Report the lines of the data below that contain the string "phone".
================
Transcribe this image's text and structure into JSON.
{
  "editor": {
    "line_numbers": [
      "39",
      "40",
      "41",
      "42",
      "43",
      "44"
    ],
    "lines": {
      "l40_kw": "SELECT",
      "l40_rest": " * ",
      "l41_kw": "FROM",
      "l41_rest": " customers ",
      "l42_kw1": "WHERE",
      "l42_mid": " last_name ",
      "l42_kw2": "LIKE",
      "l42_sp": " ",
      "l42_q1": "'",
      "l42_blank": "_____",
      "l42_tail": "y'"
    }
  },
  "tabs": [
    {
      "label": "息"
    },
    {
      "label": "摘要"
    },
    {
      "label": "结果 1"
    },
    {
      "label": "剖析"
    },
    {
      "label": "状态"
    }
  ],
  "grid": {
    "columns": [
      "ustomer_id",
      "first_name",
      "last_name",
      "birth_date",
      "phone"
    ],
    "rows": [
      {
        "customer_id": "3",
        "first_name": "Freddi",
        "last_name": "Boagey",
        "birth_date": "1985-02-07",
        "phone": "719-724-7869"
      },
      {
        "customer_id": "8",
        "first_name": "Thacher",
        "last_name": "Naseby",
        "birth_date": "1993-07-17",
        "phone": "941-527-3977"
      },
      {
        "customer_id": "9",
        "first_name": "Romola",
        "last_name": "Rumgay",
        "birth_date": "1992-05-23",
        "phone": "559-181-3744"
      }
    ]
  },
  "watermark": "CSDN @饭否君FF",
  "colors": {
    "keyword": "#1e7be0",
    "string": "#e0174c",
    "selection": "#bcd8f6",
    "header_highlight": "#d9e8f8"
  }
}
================
Exercise result:
      "phone"
        "phone": "719-724-7869"
        "phone": "941-527-3977"
        "phone": "559-181-3744"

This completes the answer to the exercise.